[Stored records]
↓
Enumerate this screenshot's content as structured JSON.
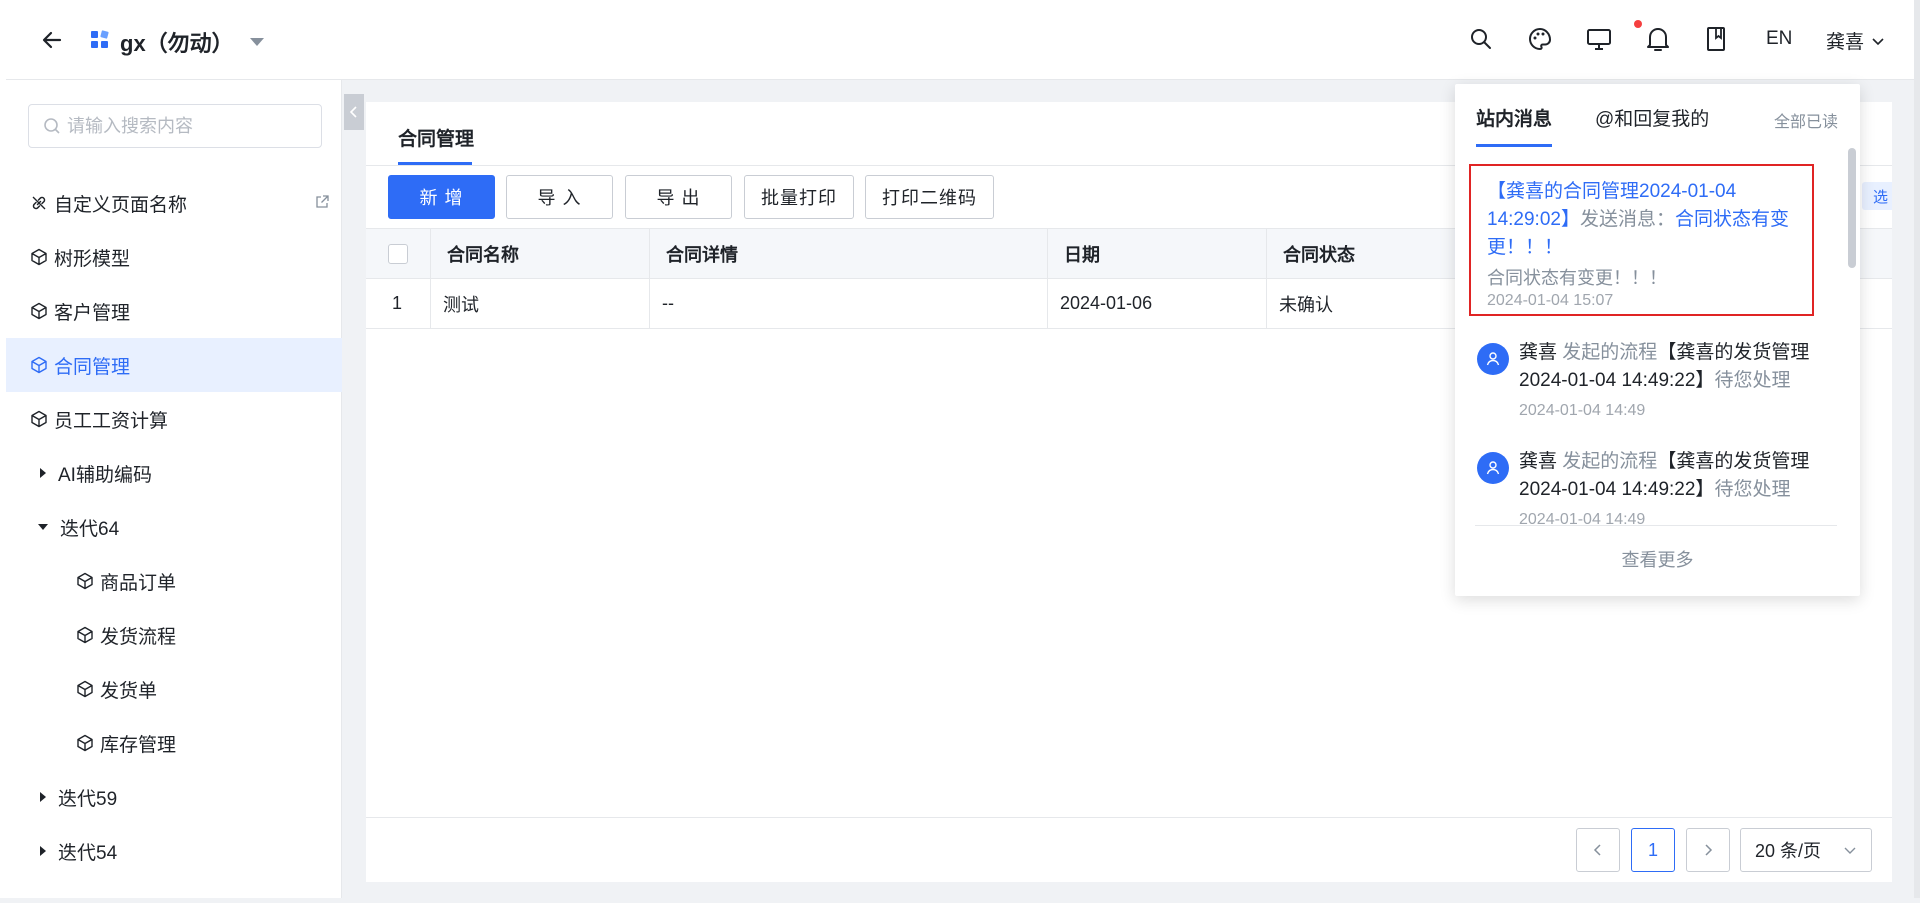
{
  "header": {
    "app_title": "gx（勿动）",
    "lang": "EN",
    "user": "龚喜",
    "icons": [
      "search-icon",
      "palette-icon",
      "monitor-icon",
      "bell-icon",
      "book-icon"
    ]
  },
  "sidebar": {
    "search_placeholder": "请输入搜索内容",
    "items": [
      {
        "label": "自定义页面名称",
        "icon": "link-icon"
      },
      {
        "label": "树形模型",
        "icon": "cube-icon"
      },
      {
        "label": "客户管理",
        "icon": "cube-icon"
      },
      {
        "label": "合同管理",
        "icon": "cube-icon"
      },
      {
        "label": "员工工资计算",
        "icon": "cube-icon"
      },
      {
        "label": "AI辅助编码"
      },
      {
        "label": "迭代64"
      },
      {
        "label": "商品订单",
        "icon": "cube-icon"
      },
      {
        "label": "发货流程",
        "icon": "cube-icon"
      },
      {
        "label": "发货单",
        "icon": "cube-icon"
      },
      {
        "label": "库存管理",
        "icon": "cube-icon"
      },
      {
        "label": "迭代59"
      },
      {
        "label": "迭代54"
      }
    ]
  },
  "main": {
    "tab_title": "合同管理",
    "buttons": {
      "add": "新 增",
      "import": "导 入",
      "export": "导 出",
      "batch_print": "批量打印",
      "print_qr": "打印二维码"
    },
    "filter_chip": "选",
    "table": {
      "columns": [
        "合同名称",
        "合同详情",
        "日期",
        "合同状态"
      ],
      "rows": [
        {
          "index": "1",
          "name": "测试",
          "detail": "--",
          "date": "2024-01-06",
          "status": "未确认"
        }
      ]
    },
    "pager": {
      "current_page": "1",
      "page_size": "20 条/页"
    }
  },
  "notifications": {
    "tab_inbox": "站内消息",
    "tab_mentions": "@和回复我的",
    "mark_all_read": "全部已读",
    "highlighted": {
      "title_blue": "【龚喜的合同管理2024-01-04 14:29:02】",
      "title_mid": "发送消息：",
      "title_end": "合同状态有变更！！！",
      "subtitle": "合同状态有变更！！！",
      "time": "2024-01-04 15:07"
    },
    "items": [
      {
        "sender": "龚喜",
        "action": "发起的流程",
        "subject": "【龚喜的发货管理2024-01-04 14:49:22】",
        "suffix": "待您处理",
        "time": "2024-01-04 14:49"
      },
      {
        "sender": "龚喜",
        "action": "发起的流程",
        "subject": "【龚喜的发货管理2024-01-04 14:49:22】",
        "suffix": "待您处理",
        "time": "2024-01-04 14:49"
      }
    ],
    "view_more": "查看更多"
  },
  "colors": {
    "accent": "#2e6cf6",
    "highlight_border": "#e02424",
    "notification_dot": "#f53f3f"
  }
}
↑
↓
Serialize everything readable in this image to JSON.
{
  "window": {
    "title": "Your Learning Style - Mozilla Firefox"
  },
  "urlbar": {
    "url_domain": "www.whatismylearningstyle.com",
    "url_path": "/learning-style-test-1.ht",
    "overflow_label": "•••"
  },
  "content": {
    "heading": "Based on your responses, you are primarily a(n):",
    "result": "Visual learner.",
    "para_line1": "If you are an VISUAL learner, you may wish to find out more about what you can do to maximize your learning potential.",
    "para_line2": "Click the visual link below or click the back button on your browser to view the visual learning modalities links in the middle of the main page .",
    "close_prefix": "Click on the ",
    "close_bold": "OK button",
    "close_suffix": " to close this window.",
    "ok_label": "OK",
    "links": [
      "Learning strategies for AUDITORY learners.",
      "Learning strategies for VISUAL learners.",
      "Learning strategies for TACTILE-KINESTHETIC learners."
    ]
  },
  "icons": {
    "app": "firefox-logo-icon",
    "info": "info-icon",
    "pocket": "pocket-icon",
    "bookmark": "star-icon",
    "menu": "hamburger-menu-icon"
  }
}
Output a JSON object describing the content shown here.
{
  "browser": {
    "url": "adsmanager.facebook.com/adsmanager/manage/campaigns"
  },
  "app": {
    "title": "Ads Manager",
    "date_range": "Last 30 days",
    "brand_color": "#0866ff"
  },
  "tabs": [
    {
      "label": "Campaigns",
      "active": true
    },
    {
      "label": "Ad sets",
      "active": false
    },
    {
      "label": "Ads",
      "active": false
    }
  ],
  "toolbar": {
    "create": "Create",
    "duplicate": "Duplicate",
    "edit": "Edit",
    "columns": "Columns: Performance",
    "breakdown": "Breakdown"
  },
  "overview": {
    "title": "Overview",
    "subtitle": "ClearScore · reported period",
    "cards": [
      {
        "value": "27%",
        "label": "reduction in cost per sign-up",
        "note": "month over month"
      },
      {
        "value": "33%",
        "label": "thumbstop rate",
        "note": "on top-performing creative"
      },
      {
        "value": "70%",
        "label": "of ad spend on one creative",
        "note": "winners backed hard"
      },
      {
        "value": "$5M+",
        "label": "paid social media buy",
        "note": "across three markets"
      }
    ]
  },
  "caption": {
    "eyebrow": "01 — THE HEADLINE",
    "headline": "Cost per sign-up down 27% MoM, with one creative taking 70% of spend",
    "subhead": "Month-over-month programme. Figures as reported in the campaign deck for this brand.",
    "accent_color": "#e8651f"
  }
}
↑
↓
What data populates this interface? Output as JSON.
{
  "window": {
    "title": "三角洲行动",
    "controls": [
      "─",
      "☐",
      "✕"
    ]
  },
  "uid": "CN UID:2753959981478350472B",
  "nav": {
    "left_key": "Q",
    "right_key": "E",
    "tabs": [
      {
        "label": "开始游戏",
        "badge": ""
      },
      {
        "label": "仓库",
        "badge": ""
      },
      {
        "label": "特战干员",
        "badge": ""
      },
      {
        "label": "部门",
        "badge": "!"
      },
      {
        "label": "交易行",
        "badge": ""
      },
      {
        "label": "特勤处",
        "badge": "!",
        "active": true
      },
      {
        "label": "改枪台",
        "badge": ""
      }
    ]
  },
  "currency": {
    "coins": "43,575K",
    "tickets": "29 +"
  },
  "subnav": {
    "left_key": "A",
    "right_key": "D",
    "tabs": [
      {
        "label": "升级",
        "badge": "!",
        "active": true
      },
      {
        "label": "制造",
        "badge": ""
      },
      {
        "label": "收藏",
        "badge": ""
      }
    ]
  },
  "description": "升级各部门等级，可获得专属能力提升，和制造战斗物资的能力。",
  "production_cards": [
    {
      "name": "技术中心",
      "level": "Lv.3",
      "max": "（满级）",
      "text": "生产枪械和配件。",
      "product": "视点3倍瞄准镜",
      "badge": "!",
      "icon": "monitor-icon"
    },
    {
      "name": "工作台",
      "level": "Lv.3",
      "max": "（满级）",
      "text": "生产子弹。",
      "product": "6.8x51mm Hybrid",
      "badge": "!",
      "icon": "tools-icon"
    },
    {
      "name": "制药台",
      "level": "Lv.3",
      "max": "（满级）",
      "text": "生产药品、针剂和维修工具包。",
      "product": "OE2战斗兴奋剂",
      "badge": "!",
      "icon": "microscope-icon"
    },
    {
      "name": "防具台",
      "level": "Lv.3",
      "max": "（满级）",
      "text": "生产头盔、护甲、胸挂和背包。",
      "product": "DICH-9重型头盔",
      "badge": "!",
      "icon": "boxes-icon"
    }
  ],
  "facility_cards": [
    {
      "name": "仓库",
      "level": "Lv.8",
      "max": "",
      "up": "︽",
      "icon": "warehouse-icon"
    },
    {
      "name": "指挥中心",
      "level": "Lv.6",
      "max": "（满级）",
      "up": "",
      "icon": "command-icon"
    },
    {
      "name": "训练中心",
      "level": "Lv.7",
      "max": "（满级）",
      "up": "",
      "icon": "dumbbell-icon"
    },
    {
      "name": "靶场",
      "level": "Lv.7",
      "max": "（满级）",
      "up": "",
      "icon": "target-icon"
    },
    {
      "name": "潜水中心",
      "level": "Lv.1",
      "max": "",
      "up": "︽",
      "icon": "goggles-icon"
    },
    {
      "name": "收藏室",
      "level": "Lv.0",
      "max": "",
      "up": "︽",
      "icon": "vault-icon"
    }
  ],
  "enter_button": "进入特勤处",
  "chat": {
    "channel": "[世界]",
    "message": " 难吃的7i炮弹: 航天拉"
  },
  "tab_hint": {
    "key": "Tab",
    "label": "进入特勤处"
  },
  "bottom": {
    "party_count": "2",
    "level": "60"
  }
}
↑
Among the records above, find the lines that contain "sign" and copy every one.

        "label": "reduction in cost per sign-up",
    "headline": "Cost per sign-up down 27% MoM, with one creative taking 70% of spend",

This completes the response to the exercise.